HONG KONG — Sitting in his booth at the Hong Kong Toy Fair, Samuel Sy, the general manager of Amazing Toys Ltd., was elated that a television crew had just come through to feature the company’s products in a local news show. The host had touted the educational value of its solar-powered toys into the camera.
Sy was quick to point out to me that a particularly elaborate toy-house set that comes with a spinning windmill, watermill and electric lights had just won a toy-design award. Dozens of the Hong Kong-based company's products, under the Greenex brand, allow children to assemble houses, police stations, hotels and other structures, but what immediately sets them apart from regular toy houses are the shiny black panels affixed to the roofs.
“Kids can interact with the solar functions of these toys while learning about environmentalism,” Sy said, demonstrating the toy’s hand crank that can be used to store a few minutes of energy in battery packs. The house could also be powered by wind with an included mini-turbine.
Amazing Toys is not the only maker jumping on the eco bandwagon. Throughout this week's huge Hong Kong Toy Fair, which each year welcomes tens of thousands of manufacturers and buyers, solar panels could also be found attached to toys ranging from plastic Ferris wheels and wooden planes.
One thing most of these products had in common was a need for meticulous assemblage, which lets children discover some of the mechanisms behind the energy generators. "It makes kids value their toys more when they have to put them together from start to finish," Sy said.

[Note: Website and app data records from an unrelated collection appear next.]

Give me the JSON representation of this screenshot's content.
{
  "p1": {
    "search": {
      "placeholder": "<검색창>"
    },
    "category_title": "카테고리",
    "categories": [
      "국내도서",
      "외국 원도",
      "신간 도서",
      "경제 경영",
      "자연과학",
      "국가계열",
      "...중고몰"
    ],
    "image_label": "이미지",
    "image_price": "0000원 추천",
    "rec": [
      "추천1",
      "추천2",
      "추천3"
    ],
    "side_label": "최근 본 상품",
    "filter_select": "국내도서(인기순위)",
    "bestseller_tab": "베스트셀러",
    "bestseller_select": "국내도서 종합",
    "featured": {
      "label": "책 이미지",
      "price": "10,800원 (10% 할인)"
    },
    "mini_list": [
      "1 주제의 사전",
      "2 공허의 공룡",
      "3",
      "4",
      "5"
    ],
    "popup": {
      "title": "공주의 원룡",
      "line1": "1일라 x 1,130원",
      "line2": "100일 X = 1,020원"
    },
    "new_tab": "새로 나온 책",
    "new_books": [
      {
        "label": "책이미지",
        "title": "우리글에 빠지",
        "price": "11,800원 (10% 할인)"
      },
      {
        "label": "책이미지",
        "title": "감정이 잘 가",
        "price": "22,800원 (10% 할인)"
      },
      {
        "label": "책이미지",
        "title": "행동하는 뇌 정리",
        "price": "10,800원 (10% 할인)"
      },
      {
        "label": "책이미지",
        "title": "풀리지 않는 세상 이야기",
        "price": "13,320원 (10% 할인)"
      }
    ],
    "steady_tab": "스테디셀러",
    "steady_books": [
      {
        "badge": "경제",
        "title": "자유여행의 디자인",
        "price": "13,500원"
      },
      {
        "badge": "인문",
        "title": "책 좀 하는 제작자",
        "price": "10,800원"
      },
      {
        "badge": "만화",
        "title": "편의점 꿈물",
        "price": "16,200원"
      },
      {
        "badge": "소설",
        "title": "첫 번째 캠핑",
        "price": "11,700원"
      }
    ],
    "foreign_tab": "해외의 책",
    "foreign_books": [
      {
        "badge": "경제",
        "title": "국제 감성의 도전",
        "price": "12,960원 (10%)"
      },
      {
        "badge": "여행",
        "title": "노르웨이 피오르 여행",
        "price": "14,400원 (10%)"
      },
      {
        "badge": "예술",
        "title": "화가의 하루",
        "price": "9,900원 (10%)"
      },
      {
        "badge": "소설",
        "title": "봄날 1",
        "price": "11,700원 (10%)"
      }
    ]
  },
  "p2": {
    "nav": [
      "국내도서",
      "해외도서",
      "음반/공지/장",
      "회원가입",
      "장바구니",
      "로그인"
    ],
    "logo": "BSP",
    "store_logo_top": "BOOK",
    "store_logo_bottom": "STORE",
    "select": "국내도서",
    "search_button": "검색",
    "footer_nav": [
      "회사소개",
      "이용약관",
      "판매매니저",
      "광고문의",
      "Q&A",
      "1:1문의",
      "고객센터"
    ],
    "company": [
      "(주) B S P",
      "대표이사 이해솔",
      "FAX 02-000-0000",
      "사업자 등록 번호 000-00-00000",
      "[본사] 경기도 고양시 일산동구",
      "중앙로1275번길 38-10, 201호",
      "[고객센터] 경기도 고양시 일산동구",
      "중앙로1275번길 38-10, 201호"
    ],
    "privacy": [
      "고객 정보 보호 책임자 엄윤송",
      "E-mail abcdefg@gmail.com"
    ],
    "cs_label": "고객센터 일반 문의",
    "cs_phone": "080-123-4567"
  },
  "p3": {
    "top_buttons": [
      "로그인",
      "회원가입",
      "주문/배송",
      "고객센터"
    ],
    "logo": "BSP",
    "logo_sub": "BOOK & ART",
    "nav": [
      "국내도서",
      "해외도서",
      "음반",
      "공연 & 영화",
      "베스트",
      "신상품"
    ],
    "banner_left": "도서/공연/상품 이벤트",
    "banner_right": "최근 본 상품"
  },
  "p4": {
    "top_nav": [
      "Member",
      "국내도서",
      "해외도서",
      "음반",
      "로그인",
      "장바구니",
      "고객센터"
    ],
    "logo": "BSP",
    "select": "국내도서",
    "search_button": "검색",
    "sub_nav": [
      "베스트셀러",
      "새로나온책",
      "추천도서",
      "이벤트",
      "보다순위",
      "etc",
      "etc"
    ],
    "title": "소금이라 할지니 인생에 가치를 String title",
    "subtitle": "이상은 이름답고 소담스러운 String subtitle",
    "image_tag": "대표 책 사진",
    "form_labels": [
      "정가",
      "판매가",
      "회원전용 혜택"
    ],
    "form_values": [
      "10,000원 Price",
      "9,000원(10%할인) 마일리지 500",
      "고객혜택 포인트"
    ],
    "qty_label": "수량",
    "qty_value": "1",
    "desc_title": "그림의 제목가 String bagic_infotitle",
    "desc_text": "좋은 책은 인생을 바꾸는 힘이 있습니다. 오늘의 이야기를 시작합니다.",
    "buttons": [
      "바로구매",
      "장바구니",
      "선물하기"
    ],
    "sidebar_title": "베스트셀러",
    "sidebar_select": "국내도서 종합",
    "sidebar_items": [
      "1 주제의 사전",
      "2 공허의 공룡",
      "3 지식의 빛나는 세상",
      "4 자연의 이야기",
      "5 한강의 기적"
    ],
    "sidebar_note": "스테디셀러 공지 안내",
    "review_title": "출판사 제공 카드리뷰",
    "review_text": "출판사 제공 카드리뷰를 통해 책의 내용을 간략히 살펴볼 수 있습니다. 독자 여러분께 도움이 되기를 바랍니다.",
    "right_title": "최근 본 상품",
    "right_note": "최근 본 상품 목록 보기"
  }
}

But is a solar-powered toy more fun than one that runs on plain old AA batteries? Since this was a trade show, there were no children in sight to offer testimonials. Here's a look at a few of the toys that run on renewables: